Health-care providers and civil rights groups, however, expressed worry the rule could compromise patients’ well-being in ways large and small. On page 80, for instance, HHS appears to allow for the possibility that ambulance drivers, or EMT personnel, could refuse care in certain situations.
“It appears that a paramedic could refuse to drive a woman having an emergency – such as an ectopic pregnancy – because they object to the treatment she will receive at the hospital,” Heather Shumaker, senior counsel at the National Women’s Law Center.
Others feared the rule would be used as cover for discrimination.
“The administration’s decision puts LGBTQ people at greater risk of being denied necessary and appropriate health care solely based on their sexual orientation or gender identity,” said David Stacy, government affairs director for Human Rights Campaign, the nation’s largest LGBTQ advocacy group.
Social conservatives said that the rule was needed at a time when many health care workers feel intimidated about standing up for what they believe is right.
“There are over 20 federal laws protecting against this, and many more at the state level,” tweeted Montse Alvarado, executive director of the Becket Fund for Religious Liberty. “But these laws often go unenforced. So today’s regulation makes clear that HHS can enforce them—mainly by showing violators how to improve, but also by cutting off federal funds for those who refuse to follow the law.”
“Though these laws were passed on a bipartisan basis and have been policy for years, the previous administration did not fully enforce them, and now they are increasingly being violated,” said Archbishops Joseph F. Naumann of Kansas City, Kans. and Joseph E. Kurtz of Louisville, both chairmen of the U.S. Conference of Catholic Bishops. “Health care providers like New York nurse Cathy DeCarlo and medical trainees have been coerced into participating in the brutal act of abortion against their core beliefs, while churches and others who oppose abortion are being compelled by states like California to cover elective abortion—including late-term abortion—in their health plans.”

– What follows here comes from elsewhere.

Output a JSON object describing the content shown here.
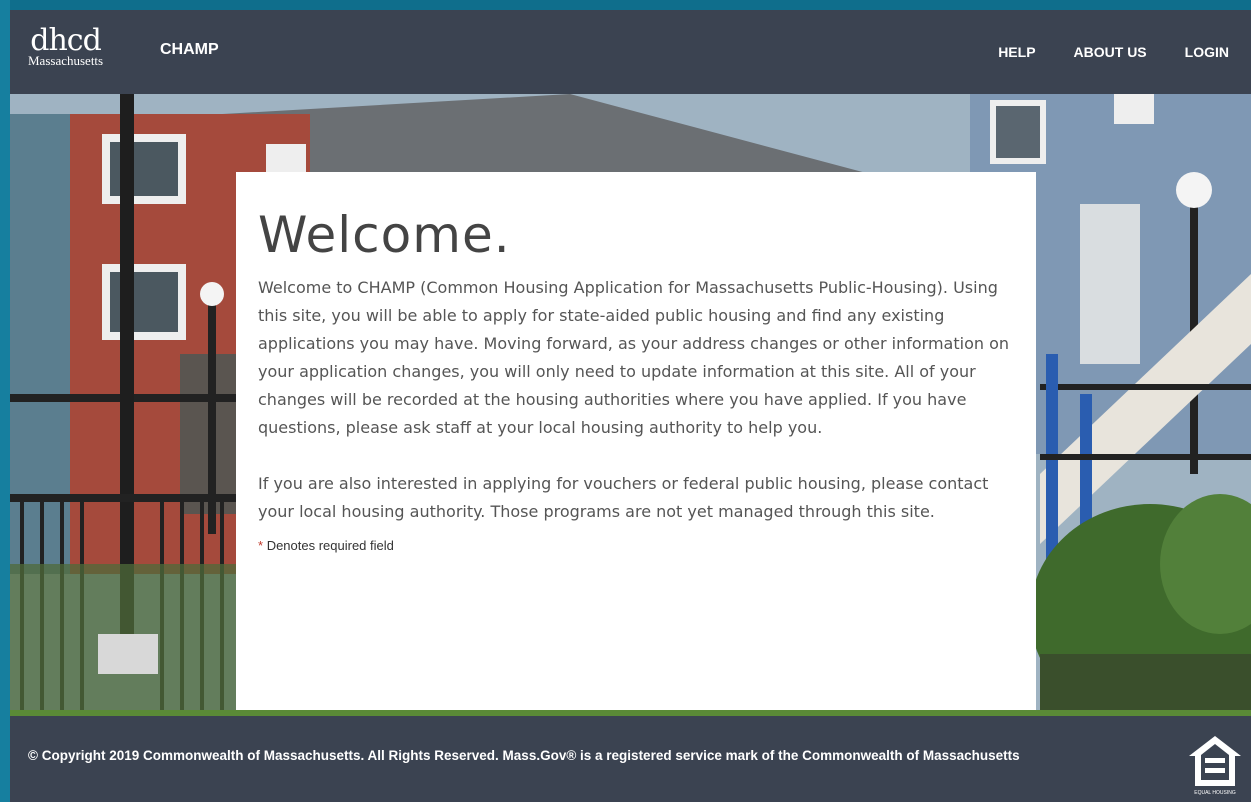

Under President Barack Obama, HHS replaced a rule passed during the administration of George W. Bush that was interpreted as allowing medical workers to opt out of a broad range of medical services. Obama’s narrower version left in place long-standing federal protections for workers who object to performing abortions or sterilizations, and it kept the ability for workers to file complaints.

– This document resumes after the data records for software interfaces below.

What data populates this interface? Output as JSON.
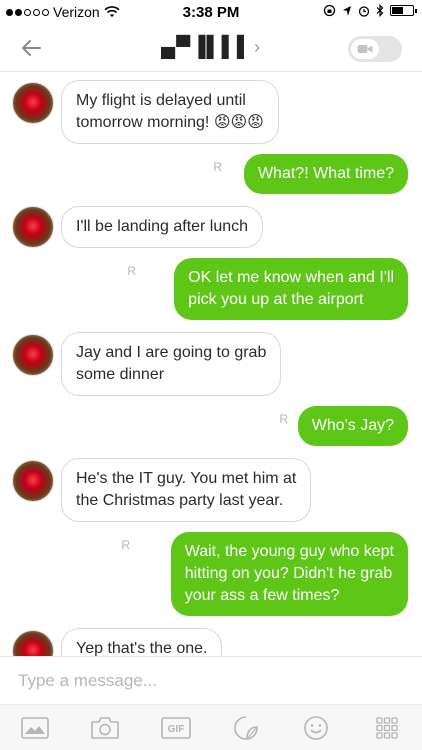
{
  "status_bar": {
    "carrier": "Verizon",
    "time": "3:38 PM"
  },
  "header": {
    "contact_name": "▄▀▐▌▌▌",
    "chevron": "›"
  },
  "messages": [
    {
      "direction": "incoming",
      "text": "My flight is delayed until\ntomorrow morning! 😡😡😡"
    },
    {
      "direction": "outgoing",
      "text": "What?! What time?",
      "receipt": "R"
    },
    {
      "direction": "incoming",
      "text": "I'll be landing after lunch"
    },
    {
      "direction": "outgoing",
      "text": "OK let me know when and I'll\npick you up at the airport",
      "receipt": "R"
    },
    {
      "direction": "incoming",
      "text": "Jay and I are going to grab\nsome dinner"
    },
    {
      "direction": "outgoing",
      "text": "Who's Jay?",
      "receipt": "R"
    },
    {
      "direction": "incoming",
      "text": "He's the IT guy. You met him at\nthe Christmas party last year."
    },
    {
      "direction": "outgoing",
      "text": "Wait, the young guy who kept\nhitting on you? Didn't he grab\nyour ass a few times?",
      "receipt": "R"
    },
    {
      "direction": "incoming",
      "text": "Yep that's the one."
    }
  ],
  "composer": {
    "placeholder": "Type a message..."
  },
  "toolbar": {
    "gif_label": "GIF",
    "icons": [
      "image-icon",
      "camera-icon",
      "gif-icon",
      "sticker-icon",
      "emoji-icon",
      "apps-grid-icon"
    ]
  },
  "colors": {
    "outgoing_bubble": "#5ec616",
    "incoming_border": "#d9d9d9",
    "icon_gray": "#b5b5b5"
  }
}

Correction: An earlier version of this article included the wrong number of years the National Day of Prayer has been observed. It was signed into law in 1952.